━━ Supplied records ━━

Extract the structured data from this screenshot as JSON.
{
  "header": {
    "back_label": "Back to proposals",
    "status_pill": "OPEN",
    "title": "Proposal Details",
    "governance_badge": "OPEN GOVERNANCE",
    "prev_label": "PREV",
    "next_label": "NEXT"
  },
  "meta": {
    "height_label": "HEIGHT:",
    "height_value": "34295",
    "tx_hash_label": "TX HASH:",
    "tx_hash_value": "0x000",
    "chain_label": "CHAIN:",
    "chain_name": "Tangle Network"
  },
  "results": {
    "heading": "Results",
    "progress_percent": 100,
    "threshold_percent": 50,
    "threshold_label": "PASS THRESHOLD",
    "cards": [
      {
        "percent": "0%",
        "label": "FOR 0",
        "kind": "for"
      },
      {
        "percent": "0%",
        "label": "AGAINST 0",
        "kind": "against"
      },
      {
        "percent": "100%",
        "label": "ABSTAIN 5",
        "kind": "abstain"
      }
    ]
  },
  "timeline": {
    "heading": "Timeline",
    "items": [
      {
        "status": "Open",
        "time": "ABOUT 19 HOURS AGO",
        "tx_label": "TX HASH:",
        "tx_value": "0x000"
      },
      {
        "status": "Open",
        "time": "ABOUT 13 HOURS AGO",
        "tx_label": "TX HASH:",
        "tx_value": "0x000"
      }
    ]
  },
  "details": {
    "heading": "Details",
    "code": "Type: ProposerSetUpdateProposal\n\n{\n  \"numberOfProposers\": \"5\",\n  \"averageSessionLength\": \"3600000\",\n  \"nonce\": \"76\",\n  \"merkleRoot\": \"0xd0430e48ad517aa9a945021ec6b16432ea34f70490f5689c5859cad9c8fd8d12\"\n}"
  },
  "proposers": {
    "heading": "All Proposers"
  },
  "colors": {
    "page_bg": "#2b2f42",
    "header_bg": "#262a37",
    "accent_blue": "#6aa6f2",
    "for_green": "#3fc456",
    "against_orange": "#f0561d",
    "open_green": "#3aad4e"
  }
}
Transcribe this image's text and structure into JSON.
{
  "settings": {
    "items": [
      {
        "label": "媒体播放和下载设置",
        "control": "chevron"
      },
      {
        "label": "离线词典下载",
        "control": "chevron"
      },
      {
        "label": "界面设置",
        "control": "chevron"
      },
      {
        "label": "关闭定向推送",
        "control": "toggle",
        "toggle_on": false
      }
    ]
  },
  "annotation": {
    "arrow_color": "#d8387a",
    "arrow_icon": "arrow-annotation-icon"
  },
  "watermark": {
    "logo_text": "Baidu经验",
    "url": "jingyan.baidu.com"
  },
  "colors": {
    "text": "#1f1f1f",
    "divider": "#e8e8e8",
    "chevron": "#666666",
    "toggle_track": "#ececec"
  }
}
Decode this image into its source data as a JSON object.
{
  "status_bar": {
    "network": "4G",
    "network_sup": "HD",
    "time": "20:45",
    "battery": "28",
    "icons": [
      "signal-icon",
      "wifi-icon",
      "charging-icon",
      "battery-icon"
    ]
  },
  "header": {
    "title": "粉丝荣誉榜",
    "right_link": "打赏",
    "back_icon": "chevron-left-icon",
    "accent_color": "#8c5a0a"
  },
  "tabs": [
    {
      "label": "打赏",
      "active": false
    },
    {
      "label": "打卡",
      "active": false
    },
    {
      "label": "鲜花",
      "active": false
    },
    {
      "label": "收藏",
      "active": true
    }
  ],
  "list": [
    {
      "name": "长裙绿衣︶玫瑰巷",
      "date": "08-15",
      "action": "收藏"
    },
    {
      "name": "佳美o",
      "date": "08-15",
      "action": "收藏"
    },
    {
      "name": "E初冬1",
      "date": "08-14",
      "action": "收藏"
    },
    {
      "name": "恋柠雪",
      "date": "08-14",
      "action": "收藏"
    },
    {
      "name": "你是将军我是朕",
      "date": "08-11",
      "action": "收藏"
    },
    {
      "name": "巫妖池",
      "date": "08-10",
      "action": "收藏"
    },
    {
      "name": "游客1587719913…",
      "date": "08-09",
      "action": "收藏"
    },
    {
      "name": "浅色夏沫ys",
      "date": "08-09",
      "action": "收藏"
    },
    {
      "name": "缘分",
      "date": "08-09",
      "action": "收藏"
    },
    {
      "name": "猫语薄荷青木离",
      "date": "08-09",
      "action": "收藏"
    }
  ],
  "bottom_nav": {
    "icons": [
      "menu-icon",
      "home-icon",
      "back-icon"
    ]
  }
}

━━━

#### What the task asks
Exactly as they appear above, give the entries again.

#### Answer section
Extract the structured data from this screenshot as JSON.
{
  "header": {
    "back_label": "Back to proposals",
    "status_pill": "OPEN",
    "title": "Proposal Details",
    "governance_badge": "OPEN GOVERNANCE",
    "prev_label": "PREV",
    "next_label": "NEXT"
  },
  "meta": {
    "height_label": "HEIGHT:",
    "height_value": "34295",
    "tx_hash_label": "TX HASH:",
    "tx_hash_value": "0x000",
    "chain_label": "CHAIN:",
    "chain_name": "Tangle Network"
  },
  "results": {
    "heading": "Results",
    "progress_percent": 100,
    "threshold_percent": 50,
    "threshold_label": "PASS THRESHOLD",
    "cards": [
      {
        "percent": "0%",
        "label": "FOR 0",
        "kind": "for"
      },
      {
        "percent": "0%",
        "label": "AGAINST 0",
        "kind": "against"
      },
      {
        "percent": "100%",
        "label": "ABSTAIN 5",
        "kind": "abstain"
      }
    ]
  },
  "timeline": {
    "heading": "Timeline",
    "items": [
      {
        "status": "Open",
        "time": "ABOUT 19 HOURS AGO",
        "tx_label": "TX HASH:",
        "tx_value": "0x000"
      },
      {
        "status": "Open",
        "time": "ABOUT 13 HOURS AGO",
        "tx_label": "TX HASH:",
        "tx_value": "0x000"
      }
    ]
  },
  "details": {
    "heading": "Details",
    "code": "Type: ProposerSetUpdateProposal\n\n{\n  \"numberOfProposers\": \"5\",\n  \"averageSessionLength\": \"3600000\",\n  \"nonce\": \"76\",\n  \"merkleRoot\": \"0xd0430e48ad517aa9a945021ec6b16432ea34f70490f5689c5859cad9c8fd8d12\"\n}"
  },
  "proposers": {
    "heading": "All Proposers"
  },
  "colors": {
    "page_bg": "#2b2f42",
    "header_bg": "#262a37",
    "accent_blue": "#6aa6f2",
    "for_green": "#3fc456",
    "against_orange": "#f0561d",
    "open_green": "#3aad4e"
  }
}
Transcribe this image's text and structure into JSON.
{
  "settings": {
    "items": [
      {
        "label": "媒体播放和下载设置",
        "control": "chevron"
      },
      {
        "label": "离线词典下载",
        "control": "chevron"
      },
      {
        "label": "界面设置",
        "control": "chevron"
      },
      {
        "label": "关闭定向推送",
        "control": "toggle",
        "toggle_on": false
      }
    ]
  },
  "annotation": {
    "arrow_color": "#d8387a",
    "arrow_icon": "arrow-annotation-icon"
  },
  "watermark": {
    "logo_text": "Baidu经验",
    "url": "jingyan.baidu.com"
  },
  "colors": {
    "text": "#1f1f1f",
    "divider": "#e8e8e8",
    "chevron": "#666666",
    "toggle_track": "#ececec"
  }
}
Decode this image into its source data as a JSON object.
{
  "status_bar": {
    "network": "4G",
    "network_sup": "HD",
    "time": "20:45",
    "battery": "28",
    "icons": [
      "signal-icon",
      "wifi-icon",
      "charging-icon",
      "battery-icon"
    ]
  },
  "header": {
    "title": "粉丝荣誉榜",
    "right_link": "打赏",
    "back_icon": "chevron-left-icon",
    "accent_color": "#8c5a0a"
  },
  "tabs": [
    {
      "label": "打赏",
      "active": false
    },
    {
      "label": "打卡",
      "active": false
    },
    {
      "label": "鲜花",
      "active": false
    },
    {
      "label": "收藏",
      "active": true
    }
  ],
  "list": [
    {
      "name": "长裙绿衣︶玫瑰巷",
      "date": "08-15",
      "action": "收藏"
    },
    {
      "name": "佳美o",
      "date": "08-15",
      "action": "收藏"
    },
    {
      "name": "E初冬1",
      "date": "08-14",
      "action": "收藏"
    },
    {
      "name": "恋柠雪",
      "date": "08-14",
      "action": "收藏"
    },
    {
      "name": "你是将军我是朕",
      "date": "08-11",
      "action": "收藏"
    },
    {
      "name": "巫妖池",
      "date": "08-10",
      "action": "收藏"
    },
    {
      "name": "游客1587719913…",
      "date": "08-09",
      "action": "收藏"
    },
    {
      "name": "浅色夏沫ys",
      "date": "08-09",
      "action": "收藏"
    },
    {
      "name": "缘分",
      "date": "08-09",
      "action": "收藏"
    },
    {
      "name": "猫语薄荷青木离",
      "date": "08-09",
      "action": "收藏"
    }
  ],
  "bottom_nav": {
    "icons": [
      "menu-icon",
      "home-icon",
      "back-icon"
    ]
  }
}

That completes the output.